The idea, like the term used to describe it is really helpful. It neatly describes those places where translators soften the offense inherent in Scripture. The NIV regularly does this when a more “literal” translation leads to theological difficulties. One example is the rendering of ha’almah in Is 7:14 as “virgin”. Whether ‘almahcan carry this meaning is at least debatable. As far as I can see the logic of Isaiah’s speech however demands a present focus and a translation like “young woman”. NIV has exercised camouflage equivalence.
I am less convinced by Bryan’s example. He claims that the ambiguous language (full of sexual double entendres) in Ruth 3 contains at least one such camouflage equivalence translation in almost all English Bibles. “Uncover his feet” in Ruth 3:4 is (Bryan thinks evidently, I’d say possibly) a euphemism. While most translations diminish the sexual tension in Ruth 3, where there are a string of words and phrases like this one that might carry sexual connotations, sometimes a foot is just a foot! The whole point (I think) of using that concatenation of ambiguous, possibly sexual, terms in Ruth 3 is surely to remain ambiguous. To uncover what the text deliberately leaves veiled but suggested is as “bad” as to cover what the text reveals…. So, “uncover his feet” (NIV, NAS, NRSV) gets it right neither camouflage, nor sex for the sake of shocking the horses, but a good serviceable translation.
On the other hand in Psalm 90:2 common translations are split, some opt for camouflage equivalence:
NET Psalm 90:2 Even before the mountains came into existence, or you brought the world into being, you were the eternal God.
NRS Psalm 90:2 Before the mountains were brought forth, or ever you had formed the earth and the world, from everlasting to everlasting you are God.
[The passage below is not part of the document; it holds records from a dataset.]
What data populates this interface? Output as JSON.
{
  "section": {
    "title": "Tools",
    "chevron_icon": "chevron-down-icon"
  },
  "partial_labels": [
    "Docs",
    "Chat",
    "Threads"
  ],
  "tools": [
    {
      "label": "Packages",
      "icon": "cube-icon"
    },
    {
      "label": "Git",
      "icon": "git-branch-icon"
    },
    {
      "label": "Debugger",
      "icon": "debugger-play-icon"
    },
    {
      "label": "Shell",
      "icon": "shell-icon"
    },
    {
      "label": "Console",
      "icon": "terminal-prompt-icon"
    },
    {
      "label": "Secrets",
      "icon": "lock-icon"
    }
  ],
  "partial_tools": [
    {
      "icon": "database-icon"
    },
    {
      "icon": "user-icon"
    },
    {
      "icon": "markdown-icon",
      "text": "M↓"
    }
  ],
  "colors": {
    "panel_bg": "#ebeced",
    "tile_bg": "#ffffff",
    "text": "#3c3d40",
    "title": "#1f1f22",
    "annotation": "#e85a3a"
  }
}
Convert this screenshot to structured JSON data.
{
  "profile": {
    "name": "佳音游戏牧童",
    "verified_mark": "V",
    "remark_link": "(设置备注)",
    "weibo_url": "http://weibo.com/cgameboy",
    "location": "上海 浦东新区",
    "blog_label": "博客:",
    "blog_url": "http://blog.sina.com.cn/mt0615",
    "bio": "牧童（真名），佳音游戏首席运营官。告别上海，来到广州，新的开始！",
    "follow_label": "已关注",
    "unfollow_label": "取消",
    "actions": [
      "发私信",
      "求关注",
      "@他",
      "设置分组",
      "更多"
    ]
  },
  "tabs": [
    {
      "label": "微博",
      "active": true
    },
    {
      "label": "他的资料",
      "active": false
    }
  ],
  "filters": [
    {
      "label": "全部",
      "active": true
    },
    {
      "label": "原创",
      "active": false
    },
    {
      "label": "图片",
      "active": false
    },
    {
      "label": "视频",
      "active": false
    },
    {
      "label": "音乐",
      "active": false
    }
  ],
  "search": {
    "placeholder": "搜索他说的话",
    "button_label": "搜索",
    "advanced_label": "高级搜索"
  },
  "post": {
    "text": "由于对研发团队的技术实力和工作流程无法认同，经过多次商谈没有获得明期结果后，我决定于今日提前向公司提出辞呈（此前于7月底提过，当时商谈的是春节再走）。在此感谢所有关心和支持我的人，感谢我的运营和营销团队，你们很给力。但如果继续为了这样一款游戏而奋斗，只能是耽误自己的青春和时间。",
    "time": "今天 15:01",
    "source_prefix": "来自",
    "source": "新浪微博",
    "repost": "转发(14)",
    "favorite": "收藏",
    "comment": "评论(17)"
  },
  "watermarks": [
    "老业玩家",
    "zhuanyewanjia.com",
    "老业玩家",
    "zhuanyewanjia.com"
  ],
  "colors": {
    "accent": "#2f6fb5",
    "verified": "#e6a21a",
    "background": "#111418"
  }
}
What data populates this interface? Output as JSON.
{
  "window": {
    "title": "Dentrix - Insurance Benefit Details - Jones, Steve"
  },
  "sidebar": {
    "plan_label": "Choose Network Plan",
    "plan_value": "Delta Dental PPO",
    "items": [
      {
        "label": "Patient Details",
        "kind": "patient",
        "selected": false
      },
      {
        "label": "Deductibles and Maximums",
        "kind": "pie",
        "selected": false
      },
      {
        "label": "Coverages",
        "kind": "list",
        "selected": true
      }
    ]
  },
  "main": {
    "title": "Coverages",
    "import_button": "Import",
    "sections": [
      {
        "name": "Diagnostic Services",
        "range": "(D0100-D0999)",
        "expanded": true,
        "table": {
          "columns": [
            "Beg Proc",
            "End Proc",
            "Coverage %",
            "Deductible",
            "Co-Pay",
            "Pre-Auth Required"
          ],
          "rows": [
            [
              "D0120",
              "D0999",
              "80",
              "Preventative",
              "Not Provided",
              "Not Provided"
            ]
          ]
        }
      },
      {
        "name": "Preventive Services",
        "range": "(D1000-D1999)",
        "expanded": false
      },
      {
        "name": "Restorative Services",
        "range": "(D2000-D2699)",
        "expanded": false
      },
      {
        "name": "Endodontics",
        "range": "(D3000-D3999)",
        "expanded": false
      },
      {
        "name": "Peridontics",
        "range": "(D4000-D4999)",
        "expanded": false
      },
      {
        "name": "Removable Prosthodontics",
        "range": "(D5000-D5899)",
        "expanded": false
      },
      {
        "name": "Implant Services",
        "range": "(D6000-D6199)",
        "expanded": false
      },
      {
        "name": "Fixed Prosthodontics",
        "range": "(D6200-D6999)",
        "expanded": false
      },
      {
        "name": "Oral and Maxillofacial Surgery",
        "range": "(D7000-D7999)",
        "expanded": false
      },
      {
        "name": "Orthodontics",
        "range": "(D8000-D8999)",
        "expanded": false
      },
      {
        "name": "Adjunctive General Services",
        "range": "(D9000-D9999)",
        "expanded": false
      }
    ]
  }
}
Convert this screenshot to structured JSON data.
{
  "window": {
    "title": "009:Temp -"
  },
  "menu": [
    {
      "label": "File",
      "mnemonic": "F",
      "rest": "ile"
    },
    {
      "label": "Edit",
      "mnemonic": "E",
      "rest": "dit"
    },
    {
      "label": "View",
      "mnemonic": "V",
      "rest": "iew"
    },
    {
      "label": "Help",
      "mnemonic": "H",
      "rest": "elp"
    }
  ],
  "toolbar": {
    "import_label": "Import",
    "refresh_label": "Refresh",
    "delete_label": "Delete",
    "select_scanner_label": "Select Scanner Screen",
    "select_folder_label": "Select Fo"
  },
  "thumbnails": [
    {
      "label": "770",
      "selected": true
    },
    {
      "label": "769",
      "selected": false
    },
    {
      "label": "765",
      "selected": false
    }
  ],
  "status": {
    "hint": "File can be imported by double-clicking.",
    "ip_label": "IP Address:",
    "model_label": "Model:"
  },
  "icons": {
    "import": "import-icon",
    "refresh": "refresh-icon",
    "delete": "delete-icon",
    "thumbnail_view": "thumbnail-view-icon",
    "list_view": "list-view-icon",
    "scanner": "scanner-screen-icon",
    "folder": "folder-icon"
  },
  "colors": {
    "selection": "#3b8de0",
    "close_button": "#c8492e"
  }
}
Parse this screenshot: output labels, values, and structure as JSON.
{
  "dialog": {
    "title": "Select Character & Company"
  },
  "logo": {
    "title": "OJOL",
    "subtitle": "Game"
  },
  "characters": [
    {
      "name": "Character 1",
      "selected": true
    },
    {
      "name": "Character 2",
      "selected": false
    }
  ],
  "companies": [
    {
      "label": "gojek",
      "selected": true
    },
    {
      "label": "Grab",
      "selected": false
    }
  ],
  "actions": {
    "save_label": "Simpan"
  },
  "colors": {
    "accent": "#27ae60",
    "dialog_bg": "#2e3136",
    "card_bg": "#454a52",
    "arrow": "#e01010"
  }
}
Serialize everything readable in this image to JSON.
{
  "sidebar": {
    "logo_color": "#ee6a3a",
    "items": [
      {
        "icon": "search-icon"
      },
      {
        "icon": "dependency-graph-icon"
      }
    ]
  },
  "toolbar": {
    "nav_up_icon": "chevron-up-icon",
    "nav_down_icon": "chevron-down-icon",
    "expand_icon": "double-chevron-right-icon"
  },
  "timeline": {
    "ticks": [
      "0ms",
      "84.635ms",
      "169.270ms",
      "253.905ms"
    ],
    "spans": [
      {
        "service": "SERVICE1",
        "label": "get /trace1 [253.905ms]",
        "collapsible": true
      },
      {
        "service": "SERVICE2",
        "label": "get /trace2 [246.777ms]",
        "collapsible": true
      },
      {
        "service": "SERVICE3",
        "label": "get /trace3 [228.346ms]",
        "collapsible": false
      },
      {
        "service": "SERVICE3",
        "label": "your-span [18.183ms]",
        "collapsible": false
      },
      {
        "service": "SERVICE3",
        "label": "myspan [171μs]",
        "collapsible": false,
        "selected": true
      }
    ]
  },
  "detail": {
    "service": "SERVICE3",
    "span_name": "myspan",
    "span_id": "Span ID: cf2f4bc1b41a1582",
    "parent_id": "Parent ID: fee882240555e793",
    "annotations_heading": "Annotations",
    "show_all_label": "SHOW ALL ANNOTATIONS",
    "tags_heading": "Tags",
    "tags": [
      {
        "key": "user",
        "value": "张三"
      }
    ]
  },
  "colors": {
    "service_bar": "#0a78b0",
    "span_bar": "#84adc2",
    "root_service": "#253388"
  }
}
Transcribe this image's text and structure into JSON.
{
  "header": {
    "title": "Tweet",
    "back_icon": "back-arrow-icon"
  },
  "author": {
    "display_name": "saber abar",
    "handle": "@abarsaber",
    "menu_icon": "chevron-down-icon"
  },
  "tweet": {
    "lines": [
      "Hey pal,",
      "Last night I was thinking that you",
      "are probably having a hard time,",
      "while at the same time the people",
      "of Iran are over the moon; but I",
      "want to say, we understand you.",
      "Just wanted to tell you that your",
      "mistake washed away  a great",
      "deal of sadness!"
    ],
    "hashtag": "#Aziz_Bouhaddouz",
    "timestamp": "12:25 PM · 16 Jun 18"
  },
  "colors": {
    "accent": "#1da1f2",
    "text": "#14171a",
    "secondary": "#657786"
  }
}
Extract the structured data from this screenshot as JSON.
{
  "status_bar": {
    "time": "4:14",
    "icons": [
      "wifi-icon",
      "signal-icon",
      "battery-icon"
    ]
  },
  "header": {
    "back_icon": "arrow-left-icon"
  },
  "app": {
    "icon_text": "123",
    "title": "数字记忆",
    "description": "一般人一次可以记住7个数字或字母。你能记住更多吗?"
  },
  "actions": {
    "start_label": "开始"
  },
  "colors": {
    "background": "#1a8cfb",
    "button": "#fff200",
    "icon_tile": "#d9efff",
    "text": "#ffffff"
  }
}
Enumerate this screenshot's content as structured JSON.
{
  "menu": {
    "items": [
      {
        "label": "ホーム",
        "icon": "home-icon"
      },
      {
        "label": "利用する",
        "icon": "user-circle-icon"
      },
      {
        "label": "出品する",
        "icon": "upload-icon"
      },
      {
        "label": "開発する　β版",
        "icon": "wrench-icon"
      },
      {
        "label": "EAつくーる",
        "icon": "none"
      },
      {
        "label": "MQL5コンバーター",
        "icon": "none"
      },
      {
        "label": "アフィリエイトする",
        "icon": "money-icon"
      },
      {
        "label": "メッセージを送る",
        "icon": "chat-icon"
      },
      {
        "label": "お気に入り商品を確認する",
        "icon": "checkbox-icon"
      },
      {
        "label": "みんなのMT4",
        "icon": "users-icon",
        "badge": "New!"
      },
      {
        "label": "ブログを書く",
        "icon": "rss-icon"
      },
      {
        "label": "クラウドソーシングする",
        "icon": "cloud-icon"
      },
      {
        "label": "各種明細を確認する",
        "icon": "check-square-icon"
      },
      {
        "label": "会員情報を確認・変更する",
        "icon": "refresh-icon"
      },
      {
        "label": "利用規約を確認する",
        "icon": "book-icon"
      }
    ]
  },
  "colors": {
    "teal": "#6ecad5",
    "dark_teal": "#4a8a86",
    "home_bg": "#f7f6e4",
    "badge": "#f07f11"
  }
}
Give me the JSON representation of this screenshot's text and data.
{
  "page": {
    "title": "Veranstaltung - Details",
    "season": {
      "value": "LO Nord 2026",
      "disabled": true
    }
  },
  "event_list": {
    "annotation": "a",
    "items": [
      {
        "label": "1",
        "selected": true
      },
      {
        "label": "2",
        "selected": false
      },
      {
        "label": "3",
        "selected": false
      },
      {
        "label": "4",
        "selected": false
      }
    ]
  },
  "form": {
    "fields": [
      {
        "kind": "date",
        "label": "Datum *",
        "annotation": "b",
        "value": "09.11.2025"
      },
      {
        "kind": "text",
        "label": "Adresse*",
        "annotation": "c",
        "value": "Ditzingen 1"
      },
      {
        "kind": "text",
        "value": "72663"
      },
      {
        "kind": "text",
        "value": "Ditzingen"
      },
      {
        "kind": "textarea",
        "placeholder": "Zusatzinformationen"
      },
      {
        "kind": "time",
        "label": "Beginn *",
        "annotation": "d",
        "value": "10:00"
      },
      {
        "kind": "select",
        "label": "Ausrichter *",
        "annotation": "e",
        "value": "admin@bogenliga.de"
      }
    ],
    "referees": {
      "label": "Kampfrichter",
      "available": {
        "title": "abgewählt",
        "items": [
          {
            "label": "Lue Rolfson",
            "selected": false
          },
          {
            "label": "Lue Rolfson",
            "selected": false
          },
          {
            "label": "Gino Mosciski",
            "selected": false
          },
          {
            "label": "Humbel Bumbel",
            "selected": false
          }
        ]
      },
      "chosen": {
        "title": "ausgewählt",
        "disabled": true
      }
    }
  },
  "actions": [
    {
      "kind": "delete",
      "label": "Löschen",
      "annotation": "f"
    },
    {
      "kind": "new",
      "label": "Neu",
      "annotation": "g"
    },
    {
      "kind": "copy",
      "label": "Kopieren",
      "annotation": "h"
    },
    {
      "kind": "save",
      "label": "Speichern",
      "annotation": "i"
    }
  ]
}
While others dare to reveal the clear implication of the Hebrew:
NAS Psalm 90:2 Before the mountains were born, Or Thou didst give birth to the earth and the world, Even from everlasting to everlasting, Thou art God.
NIV Psalm 90:2 Before the mountains were born or you brought forth the whole world, from everlasting to everlasting you are God.
For both verbs yalad and hul speak of procreation and birthing, and though yalad might refer to the father’s role hul cannot, but clearly refers to birthing.
I had also missed Douglas Robinson’s book, Translation and the Problem of Sway, from which he apparently got the fine phrase. [↩]